Seed venture capital is money invested in a company by private investors at the earliest stages of the company's inception. Such capital is used by start-up companies as a way to fund market research, develop products, or perform some other function crucial to get the business up and running. The investors who provide the seed venture capital can benefit in the future if the company in which they invested grows and becomes successful. These investments are particularly risky but generally require far less capital than investments in companies that are more established.
Private business investment is something that is usually reserved for investors with a great deal of capital who can purchase equity in mid-market companies looking to move up in the business world. There are companies that may be in the opening stages of existence that need the kind of capital that even investors with moderate capital can provide. These companies just need money to get off the ground, and seed venture capital can allow them to do just that.
Whereas other venture capital investments usually take place through investment firms that require a significant minimum contribution from investors, seed venture capital is often done on an individual level. For example, those starting up a company might reach out to family, friends, or other acquaintances in an effort to raise funds. Investors in such cases will have a personal stake in the success of the company as well as their obvious financial concerns.
Since some companies requiring seed venture capital may not have even opened their business to the public, any investment in these companies generally requires a leap of faith from investors. The money they provide might help fund a necessary business expense that the company might not be able to otherwise afford. Still, there is no track record or earnings report for investors to study in such cases, so there is no guarantee that any of their investment capital will ever be returned to them.

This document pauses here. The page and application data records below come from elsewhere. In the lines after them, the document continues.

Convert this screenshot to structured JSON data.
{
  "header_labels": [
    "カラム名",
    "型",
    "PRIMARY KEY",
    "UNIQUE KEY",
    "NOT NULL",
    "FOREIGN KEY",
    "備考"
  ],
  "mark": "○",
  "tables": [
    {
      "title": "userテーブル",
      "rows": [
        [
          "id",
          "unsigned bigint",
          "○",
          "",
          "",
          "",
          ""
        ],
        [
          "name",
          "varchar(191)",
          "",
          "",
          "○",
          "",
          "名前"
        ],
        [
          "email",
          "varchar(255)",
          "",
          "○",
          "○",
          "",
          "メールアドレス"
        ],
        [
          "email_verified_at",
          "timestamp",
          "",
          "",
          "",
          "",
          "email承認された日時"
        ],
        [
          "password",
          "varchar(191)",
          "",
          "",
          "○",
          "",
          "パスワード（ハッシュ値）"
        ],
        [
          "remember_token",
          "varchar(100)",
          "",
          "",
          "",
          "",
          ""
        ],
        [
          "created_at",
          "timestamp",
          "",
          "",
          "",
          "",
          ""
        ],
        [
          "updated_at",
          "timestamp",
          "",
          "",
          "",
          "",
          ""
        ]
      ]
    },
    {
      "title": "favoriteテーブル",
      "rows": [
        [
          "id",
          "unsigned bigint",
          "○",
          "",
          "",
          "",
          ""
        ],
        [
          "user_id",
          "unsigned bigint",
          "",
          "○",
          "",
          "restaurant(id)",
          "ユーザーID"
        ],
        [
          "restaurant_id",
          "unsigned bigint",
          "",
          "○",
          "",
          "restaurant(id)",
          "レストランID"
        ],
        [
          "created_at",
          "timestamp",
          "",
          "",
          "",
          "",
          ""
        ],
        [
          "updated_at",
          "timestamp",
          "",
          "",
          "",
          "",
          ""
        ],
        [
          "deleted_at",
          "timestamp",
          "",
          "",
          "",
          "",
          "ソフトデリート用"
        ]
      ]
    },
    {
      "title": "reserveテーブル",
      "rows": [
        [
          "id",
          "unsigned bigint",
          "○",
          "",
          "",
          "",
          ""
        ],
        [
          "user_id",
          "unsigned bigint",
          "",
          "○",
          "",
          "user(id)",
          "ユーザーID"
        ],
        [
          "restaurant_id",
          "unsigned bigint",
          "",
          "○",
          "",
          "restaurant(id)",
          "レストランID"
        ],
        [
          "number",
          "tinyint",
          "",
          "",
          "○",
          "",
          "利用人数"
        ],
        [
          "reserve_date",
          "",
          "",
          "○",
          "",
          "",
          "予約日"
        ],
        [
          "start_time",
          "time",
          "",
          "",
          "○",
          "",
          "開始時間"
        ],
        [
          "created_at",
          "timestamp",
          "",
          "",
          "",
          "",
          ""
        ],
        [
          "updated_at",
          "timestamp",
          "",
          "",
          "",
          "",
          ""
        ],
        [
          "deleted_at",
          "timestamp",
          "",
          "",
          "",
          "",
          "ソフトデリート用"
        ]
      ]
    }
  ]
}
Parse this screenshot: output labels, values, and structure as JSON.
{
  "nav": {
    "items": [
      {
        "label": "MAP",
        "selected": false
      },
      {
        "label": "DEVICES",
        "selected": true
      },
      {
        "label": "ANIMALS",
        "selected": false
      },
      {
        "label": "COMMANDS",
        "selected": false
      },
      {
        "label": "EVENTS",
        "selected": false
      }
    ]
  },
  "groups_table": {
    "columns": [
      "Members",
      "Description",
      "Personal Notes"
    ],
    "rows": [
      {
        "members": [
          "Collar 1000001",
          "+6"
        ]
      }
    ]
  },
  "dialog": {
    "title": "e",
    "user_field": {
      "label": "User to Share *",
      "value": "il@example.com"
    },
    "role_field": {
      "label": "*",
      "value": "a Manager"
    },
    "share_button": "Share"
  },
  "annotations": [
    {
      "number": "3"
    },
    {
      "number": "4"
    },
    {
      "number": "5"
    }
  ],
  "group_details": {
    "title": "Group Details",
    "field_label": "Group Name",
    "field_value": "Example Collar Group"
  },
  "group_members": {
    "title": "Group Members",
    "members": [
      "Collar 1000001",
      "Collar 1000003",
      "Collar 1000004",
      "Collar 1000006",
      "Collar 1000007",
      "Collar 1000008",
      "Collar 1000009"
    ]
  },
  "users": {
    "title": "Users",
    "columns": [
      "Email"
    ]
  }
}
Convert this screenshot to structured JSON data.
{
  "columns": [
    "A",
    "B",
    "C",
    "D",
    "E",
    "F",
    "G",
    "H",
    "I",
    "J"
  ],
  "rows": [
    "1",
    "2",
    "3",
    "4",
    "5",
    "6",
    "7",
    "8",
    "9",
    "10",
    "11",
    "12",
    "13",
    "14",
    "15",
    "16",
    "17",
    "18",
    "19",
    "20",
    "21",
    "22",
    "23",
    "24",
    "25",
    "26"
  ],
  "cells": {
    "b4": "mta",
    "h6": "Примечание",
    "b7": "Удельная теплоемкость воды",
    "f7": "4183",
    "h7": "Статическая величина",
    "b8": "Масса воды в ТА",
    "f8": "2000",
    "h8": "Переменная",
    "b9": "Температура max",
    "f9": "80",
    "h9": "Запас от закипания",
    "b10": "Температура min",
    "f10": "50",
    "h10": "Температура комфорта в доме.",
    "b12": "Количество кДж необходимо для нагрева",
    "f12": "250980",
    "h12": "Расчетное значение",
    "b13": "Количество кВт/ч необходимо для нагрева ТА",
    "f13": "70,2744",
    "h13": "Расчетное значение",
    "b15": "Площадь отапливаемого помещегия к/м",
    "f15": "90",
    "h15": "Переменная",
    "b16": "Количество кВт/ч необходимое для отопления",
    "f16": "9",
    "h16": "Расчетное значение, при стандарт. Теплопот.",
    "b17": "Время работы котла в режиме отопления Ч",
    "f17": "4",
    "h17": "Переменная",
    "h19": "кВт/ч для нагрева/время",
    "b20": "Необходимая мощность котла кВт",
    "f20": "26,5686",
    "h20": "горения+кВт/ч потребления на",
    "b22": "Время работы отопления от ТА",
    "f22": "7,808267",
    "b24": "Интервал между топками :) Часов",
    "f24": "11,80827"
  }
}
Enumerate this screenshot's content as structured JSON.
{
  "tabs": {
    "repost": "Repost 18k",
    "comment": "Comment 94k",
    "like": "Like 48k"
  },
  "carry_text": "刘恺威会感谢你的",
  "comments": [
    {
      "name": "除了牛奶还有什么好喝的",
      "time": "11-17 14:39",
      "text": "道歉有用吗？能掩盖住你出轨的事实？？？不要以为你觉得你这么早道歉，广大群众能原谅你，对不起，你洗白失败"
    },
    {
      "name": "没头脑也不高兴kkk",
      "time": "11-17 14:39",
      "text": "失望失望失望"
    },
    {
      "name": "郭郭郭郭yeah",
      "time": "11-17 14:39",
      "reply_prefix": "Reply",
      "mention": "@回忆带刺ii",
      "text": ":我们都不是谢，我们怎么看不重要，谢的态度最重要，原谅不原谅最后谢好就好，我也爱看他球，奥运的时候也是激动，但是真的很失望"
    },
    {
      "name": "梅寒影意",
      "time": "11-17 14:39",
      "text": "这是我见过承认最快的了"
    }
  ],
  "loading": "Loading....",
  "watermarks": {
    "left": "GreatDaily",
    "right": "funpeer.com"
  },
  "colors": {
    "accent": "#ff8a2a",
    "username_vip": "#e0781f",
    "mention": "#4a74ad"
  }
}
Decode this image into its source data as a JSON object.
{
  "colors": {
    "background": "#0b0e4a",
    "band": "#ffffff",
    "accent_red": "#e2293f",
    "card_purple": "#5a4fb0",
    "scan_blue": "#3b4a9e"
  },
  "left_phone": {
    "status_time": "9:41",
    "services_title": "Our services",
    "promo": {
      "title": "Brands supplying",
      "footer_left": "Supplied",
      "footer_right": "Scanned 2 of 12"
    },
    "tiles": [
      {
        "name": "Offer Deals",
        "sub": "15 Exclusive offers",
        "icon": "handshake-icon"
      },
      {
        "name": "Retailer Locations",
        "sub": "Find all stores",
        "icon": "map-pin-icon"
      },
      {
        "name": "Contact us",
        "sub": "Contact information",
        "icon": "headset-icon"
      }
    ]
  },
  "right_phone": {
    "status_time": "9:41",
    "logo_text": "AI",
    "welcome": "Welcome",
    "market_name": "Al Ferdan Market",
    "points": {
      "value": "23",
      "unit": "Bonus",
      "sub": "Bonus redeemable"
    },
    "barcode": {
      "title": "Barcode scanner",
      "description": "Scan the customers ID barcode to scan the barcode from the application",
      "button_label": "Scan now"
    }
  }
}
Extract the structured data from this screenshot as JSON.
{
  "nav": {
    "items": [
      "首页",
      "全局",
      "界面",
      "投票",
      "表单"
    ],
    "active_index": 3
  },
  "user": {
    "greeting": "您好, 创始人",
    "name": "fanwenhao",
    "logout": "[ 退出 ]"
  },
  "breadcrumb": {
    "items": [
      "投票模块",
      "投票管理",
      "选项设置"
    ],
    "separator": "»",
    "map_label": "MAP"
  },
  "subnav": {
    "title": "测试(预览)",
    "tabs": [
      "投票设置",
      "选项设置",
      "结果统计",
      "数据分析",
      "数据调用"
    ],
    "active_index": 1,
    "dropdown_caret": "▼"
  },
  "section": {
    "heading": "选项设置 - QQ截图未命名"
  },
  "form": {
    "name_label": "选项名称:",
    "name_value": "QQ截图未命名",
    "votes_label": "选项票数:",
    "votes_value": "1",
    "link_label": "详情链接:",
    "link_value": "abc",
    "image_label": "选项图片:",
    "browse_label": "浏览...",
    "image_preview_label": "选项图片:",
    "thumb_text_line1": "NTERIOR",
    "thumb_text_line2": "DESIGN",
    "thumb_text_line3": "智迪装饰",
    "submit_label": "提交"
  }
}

The upside to seed venture capital investment for investors is that it generally requires a smaller amount than other types of venture capital or private equity arrangements. For their help with funding, the investors generally get some share of ownership in the nascent business, which is usually determined by the amount of capital they provide. This ownership share can be extremely valuable down the road if the start-up company manages to survive its early stages and becomes established in the industry in which it competes.